Volume 12.3 – FiLE response to the credit crunch


Faiths in London’s Economy (FiLE) – Shared faiths response to the credit crunch
by Jonathan Evens

Ten responses to the financial crisis from a multi-faith seminar include defining wealth as happiness, restoring trust and ethics in business, as well as replacing interest by profit-sharing. The article concludes by pointing out the positive opportunities for change available to people of faith and to Londoners.

Introduction This shared faiths response to the credit crunch originated in the ‘Ethics in a global economy’ seminar held at St Ethelburga’s Centre for Reconciliation and Peace and organised by FiLE (http:// www.mile.org.uk/file.htm) in October 2008. A call for a shared faiths perspective on the credit crunch to be developed emerged clearly from the seminar and FiLE undertook to try to facilitate that process.

Two meetings to discuss a shared faiths response were held and two draft documents circulated to a group of interested people for comment. The overall process has included people from the Christian, Hindu, Islamic, Jain and Jewish traditions in addition to representatives of faith-based and inter-faith organisations. One organisation making specific contributions to the document was Green Equity.

1. Wealth means more than money
‘Wealth’ is all that human beings receive from others and from the world in which we live. So, shelter, clothing, our abilities, social institutions, our cultures, the Arts, our relationships, the environment are all ‘wealth.’ In most faith traditions, these are seen as divine gifts.
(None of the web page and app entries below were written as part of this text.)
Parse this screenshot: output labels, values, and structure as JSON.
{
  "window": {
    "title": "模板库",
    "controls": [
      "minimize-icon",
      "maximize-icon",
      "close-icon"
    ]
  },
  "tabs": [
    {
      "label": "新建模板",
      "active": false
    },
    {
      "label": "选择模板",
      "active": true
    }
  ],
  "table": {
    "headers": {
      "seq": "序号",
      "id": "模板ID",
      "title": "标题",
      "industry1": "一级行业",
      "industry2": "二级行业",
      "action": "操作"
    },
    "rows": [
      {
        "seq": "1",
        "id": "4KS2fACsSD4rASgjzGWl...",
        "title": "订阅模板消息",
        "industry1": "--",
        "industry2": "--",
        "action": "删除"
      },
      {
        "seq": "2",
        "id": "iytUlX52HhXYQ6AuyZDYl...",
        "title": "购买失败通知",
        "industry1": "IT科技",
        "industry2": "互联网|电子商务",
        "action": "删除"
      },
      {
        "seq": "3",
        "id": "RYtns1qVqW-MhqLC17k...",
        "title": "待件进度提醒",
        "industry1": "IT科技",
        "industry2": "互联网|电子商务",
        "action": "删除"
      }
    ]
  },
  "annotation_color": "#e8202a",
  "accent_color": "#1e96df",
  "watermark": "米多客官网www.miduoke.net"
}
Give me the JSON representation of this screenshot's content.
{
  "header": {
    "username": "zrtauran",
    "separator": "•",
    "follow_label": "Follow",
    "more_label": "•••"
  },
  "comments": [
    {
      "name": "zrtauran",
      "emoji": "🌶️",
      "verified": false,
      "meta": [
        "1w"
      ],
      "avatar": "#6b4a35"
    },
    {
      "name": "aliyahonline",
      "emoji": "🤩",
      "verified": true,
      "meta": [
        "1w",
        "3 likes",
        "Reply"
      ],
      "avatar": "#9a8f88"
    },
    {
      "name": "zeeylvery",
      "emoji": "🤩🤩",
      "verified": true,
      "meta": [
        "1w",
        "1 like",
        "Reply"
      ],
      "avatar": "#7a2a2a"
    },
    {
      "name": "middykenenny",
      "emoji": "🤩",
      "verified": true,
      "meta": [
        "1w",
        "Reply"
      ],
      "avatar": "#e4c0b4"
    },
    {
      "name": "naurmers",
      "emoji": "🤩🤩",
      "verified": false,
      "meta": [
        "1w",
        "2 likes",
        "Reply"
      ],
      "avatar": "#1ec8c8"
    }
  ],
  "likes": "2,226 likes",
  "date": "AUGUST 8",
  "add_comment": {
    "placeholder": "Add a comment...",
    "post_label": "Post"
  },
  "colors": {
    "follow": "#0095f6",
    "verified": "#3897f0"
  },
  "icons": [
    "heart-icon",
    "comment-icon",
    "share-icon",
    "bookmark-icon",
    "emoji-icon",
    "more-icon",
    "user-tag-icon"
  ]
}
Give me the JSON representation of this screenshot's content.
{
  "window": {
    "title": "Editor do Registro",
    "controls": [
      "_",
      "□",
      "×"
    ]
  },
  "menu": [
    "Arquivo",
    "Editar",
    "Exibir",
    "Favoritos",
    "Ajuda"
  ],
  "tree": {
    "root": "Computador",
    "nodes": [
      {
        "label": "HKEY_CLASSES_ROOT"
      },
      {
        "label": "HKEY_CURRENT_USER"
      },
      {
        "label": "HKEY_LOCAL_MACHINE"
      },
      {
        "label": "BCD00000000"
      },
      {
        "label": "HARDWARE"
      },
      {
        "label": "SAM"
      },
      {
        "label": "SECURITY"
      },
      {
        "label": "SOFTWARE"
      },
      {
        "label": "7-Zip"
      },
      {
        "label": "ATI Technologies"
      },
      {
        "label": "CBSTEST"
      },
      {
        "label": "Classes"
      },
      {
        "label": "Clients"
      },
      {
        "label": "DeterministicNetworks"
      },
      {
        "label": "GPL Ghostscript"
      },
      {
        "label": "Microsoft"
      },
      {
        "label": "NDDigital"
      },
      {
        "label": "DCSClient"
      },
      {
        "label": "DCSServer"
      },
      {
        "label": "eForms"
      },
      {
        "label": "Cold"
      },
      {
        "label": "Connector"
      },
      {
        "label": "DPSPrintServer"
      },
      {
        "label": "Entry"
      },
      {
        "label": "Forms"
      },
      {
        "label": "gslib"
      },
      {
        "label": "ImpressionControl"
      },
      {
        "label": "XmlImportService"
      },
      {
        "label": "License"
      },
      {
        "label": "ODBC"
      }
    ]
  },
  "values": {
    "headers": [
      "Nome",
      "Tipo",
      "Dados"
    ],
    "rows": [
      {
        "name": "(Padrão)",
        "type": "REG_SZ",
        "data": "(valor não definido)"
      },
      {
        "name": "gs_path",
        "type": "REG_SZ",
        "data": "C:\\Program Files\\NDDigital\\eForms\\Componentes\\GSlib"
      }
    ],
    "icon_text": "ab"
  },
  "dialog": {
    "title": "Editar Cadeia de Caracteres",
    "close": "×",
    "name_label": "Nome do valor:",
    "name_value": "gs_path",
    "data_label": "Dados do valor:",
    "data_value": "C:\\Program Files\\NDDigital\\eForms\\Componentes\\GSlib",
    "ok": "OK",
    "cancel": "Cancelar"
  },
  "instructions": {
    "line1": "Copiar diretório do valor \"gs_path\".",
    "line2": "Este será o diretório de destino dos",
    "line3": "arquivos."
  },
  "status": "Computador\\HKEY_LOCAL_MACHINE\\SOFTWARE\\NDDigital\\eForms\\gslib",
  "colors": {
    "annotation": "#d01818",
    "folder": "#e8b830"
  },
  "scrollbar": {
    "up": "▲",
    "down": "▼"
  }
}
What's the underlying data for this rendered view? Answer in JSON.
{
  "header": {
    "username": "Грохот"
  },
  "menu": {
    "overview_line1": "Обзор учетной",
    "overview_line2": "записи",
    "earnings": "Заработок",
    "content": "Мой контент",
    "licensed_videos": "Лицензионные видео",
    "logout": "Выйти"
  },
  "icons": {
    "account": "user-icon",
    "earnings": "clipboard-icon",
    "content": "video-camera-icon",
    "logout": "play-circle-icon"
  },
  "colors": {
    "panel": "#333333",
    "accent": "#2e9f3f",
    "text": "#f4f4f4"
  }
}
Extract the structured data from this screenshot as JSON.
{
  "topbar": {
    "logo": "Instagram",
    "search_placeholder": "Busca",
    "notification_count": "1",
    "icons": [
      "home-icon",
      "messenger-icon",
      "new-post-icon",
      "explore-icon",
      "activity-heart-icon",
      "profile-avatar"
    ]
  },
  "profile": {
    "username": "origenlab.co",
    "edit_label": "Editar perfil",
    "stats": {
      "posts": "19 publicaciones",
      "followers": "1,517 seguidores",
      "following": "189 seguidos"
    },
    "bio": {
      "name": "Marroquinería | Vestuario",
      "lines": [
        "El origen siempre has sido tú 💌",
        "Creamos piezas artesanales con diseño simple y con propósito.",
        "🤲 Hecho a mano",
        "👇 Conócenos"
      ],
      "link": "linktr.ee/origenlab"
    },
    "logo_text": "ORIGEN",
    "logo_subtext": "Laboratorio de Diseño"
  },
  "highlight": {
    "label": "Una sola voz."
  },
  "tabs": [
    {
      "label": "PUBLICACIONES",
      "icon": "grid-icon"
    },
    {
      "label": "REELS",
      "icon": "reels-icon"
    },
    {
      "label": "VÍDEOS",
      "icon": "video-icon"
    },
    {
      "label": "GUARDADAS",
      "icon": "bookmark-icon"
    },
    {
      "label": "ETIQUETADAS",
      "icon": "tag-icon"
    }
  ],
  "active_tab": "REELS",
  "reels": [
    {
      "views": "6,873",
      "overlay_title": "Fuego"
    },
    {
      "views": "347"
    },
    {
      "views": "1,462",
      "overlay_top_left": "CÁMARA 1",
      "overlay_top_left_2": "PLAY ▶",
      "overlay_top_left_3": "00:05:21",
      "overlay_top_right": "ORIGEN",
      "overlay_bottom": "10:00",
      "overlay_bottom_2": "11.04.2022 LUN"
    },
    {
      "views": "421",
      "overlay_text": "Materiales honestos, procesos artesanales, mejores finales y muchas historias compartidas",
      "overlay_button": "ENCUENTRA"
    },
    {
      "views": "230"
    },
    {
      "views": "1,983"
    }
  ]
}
The creativity of human beings means that we develop means by which we utilise and distribute wealth. Money is one such means of wealth utilisation and distribution, among many others (such as education or manufacturing), and becomes problematic when pursued in isolation from other means of utilisation and distribution. One factor in the current crisis is that money has been treated as wealth and the value of money separated from any tangible reality. Derivative trading is, for example, trading not just in intangibles but in the reflection of intangibles and then reckoning wealth in those terms.

One small example of the broader understanding of wealth that we advocate is that surveys of Londoners’ levels of happiness consistently show that a characteristic of boroughs where Londoners experience the highest levels of happiness are those with an inbuilt lung of creation in the form of the river and parks. Epping Forest has traditionally operated in this way for Eastenders while we also note that those who are financially rich tend to spend their money on art and culture. It may be that, as a result, we should measure Gross National Happiness like Bhutan: a country where this measure signals an attempt to build an economy based on spiritual (in this case, Buddhist) values.

2. The value of work
Work is valued in most faith traditions with human beings viewed as representatives of the divine on earth; in some traditions this extends to human beings…

The full article is available to download here